I don't really mean it in the Texas way - our groundhogs are no bigger than any other average groundhog.
Mostly because we don't really have any groundhogs.
Which could definitely make Groundhog Day kind of a lackluster, if you think about it.
We have marmots. Kinda the same thing, really. Less roadkill-y, and with not much interest for seeing their own shadow.
No nation should go without predicting the length of winter, though. For that reason, we do have our own shadow-peepig ceremony.

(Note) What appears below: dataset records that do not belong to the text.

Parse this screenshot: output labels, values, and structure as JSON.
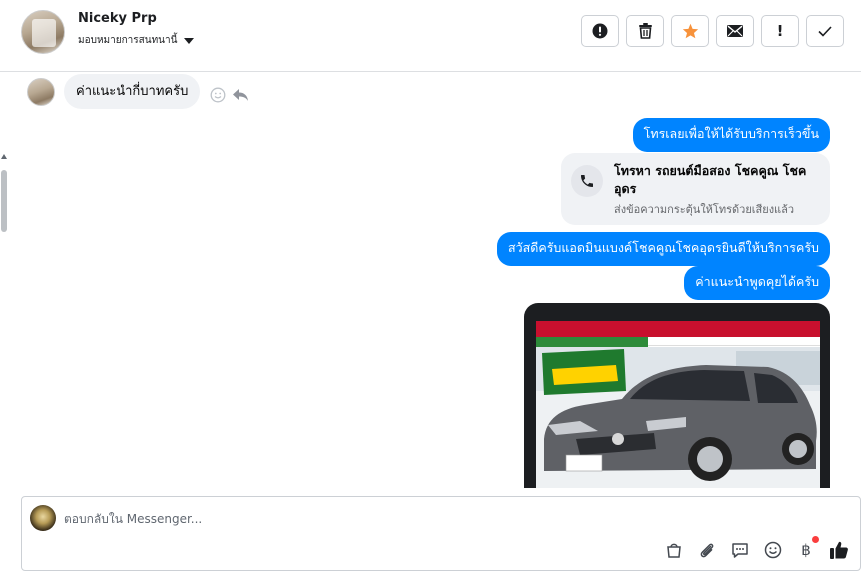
{
  "header": {
    "name": "Niceky Prp",
    "assign_label": "มอบหมายการสนทนานี้",
    "toolbar": [
      {
        "name": "spam-report-button",
        "icon": "alert-circle-icon"
      },
      {
        "name": "delete-button",
        "icon": "trash-icon"
      },
      {
        "name": "star-button",
        "icon": "star-icon"
      },
      {
        "name": "mark-unread-button",
        "icon": "envelope-icon"
      },
      {
        "name": "follow-up-button",
        "icon": "exclamation-icon",
        "text": "!"
      },
      {
        "name": "done-button",
        "icon": "check-icon"
      }
    ]
  },
  "thread": {
    "incoming": [
      {
        "text": "ค่าแนะนำกี่บาทครับ"
      }
    ],
    "outgoing": [
      {
        "text": "โทรเลยเพื่อให้ได้รับบริการเร็วขึ้น"
      },
      {
        "text": "สวัสดีครับแอดมินแบงค์โชคคูณโชคอุดรยินดีให้บริการครับ"
      },
      {
        "text": "ค่าแนะนำพูดคุยได้ครับ"
      }
    ],
    "call_card": {
      "title": "โทรหา รถยนต์มือสอง โชคคูณ โชค อุดร",
      "subtitle": "ส่งข้อความกระตุ้นให้โทรด้วยเสียงแล้ว"
    },
    "image_card": {
      "icon": "car-photo-icon"
    }
  },
  "composer": {
    "placeholder": "ตอบกลับใน Messenger...",
    "tools": [
      "shopping-bag-icon",
      "paperclip-icon",
      "saved-replies-icon",
      "emoji-icon",
      "baht-icon",
      "thumbs-up-icon"
    ],
    "baht_symbol": "฿"
  },
  "colors": {
    "accent": "#0084ff",
    "star": "#f7923b",
    "notification": "#fa3e3e"
  }
}
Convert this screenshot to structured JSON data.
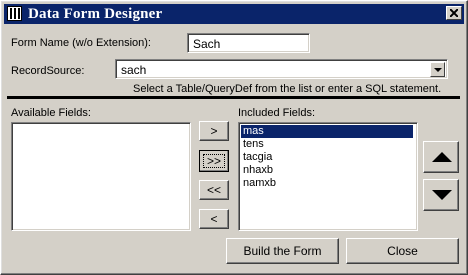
{
  "window": {
    "title": "Data Form Designer"
  },
  "form": {
    "form_name_label": "Form Name (w/o Extension):",
    "form_name_value": "Sach",
    "record_source_label": "RecordSource:",
    "record_source_value": "sach",
    "hint": "Select a Table/QueryDef from the list or enter a SQL statement."
  },
  "available": {
    "label": "Available Fields:",
    "items": []
  },
  "included": {
    "label": "Included Fields:",
    "items": [
      "mas",
      "tens",
      "tacgia",
      "nhaxb",
      "namxb"
    ],
    "selected_index": 0
  },
  "move_buttons": {
    "add_one": ">",
    "add_all": ">>",
    "remove_all": "<<",
    "remove_one": "<"
  },
  "footer": {
    "build_label": "Build the Form",
    "close_label": "Close"
  }
}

Not one bear in particular, but bears in general, wherever we can get them. Because no one really wants to carry one designated bear around on every February 2nd (we'd run out of volunteers, and blood splatters are likely to tamper with the shadow data). So, every February 2nd people flock to the zoos and watch to see what happens to the bears. In some cases, children are allowed to bring alarm clocks to wake the bears up.